(Beginning of DATA FOR REVIEW)

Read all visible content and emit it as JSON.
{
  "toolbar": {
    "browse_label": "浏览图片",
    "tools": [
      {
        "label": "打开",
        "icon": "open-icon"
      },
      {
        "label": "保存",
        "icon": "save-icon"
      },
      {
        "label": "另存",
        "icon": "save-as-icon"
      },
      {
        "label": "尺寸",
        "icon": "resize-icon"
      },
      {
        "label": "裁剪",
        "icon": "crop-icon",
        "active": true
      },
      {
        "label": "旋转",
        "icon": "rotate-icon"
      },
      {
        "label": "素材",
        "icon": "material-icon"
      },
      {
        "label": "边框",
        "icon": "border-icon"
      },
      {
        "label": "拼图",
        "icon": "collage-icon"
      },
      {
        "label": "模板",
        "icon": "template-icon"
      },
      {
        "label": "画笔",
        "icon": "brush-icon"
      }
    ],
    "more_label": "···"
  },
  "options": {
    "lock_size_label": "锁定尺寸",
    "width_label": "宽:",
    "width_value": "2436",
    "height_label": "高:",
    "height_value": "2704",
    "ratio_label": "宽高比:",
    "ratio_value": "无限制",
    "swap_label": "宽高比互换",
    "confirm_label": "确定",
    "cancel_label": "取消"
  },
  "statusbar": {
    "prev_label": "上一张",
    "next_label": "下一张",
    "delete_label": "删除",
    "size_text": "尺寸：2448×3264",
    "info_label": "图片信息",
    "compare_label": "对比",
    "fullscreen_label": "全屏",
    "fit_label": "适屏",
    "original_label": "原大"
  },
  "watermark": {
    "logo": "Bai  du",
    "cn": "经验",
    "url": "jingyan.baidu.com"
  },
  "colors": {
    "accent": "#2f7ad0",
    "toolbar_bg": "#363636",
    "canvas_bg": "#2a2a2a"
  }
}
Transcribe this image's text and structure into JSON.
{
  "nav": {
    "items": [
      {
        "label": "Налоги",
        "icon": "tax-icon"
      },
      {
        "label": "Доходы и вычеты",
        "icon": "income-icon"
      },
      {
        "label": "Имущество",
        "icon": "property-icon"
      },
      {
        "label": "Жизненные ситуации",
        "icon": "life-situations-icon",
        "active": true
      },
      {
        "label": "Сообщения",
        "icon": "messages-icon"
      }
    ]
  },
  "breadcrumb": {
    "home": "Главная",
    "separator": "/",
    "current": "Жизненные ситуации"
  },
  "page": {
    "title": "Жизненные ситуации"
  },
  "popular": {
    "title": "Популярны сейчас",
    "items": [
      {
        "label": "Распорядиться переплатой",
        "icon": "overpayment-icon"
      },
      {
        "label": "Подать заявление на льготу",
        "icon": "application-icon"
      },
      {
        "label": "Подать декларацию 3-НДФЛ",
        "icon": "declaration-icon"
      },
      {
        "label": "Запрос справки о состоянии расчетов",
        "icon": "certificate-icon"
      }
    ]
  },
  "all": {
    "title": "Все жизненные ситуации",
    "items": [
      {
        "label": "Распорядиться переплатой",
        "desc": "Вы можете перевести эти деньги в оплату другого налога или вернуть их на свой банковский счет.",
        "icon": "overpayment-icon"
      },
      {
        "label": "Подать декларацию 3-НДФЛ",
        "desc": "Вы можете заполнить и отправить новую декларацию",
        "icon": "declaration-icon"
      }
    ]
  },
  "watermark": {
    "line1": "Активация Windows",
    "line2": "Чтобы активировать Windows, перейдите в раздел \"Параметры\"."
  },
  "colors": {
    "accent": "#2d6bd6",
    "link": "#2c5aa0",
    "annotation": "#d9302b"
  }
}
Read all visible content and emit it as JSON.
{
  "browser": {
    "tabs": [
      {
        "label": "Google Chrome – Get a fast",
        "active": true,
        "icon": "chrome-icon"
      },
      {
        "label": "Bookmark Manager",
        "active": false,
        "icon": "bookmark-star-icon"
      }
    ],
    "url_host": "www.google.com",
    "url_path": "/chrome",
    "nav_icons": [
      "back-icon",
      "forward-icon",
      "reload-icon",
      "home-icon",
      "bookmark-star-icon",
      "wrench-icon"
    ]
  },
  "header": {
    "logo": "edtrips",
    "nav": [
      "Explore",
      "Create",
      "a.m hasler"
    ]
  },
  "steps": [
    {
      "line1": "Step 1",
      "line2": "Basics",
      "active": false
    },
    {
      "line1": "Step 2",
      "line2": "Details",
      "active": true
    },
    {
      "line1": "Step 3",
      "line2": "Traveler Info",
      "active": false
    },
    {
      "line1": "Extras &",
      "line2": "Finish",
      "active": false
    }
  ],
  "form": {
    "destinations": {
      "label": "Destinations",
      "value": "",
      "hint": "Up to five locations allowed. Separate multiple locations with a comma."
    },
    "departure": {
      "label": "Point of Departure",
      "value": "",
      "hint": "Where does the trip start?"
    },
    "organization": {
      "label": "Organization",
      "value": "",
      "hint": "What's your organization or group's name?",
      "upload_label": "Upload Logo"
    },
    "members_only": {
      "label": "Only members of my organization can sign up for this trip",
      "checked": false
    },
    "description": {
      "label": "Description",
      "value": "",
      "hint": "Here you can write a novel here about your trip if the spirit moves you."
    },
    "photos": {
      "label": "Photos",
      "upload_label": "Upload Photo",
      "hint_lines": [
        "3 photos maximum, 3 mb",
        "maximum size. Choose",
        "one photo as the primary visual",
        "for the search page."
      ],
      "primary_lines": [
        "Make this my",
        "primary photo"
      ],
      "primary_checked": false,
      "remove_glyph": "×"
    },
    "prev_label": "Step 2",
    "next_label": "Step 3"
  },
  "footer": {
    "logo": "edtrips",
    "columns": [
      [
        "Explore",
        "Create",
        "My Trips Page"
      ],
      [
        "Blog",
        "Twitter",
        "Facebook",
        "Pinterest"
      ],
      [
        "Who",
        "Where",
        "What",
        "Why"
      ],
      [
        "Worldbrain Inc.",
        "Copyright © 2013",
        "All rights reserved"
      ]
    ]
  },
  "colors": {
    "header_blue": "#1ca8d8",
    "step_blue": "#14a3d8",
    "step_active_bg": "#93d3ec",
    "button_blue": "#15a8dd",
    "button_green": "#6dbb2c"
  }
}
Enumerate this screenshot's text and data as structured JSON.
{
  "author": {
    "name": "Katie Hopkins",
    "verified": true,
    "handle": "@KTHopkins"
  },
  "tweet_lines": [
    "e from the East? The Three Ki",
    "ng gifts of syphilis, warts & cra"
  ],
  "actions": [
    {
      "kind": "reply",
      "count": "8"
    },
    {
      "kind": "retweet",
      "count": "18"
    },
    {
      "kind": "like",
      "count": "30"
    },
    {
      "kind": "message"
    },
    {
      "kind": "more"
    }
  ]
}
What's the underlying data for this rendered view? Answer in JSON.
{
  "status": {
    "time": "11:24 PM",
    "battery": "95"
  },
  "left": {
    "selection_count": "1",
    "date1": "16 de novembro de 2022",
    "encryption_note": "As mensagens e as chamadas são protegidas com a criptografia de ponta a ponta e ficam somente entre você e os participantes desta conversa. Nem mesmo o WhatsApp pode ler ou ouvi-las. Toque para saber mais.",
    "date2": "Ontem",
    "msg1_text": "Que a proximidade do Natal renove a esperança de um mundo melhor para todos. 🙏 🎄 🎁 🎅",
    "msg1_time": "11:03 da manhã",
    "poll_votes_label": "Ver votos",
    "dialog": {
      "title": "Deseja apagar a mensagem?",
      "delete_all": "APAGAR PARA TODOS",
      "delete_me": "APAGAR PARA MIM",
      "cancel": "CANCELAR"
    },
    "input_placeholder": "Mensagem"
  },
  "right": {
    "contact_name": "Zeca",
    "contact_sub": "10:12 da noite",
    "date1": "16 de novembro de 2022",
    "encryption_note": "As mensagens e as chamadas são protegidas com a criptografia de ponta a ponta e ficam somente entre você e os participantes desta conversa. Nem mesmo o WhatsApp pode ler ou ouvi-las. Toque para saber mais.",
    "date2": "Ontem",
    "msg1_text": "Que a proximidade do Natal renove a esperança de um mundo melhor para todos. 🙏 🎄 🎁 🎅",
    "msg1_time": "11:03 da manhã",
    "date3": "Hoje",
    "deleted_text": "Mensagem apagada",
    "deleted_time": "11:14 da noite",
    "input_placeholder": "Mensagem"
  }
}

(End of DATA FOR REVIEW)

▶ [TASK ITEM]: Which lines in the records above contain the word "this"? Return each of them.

▶ [WRITTEN ANSWER]:
Transcribe this image's text and structure into JSON.
      "label": "Only members of my organization can sign up for this trip",
        "Make this my",
Enumerate this screenshot's text and data as structured JSON.
What's the underlying data for this rendered view? Answer in JSON.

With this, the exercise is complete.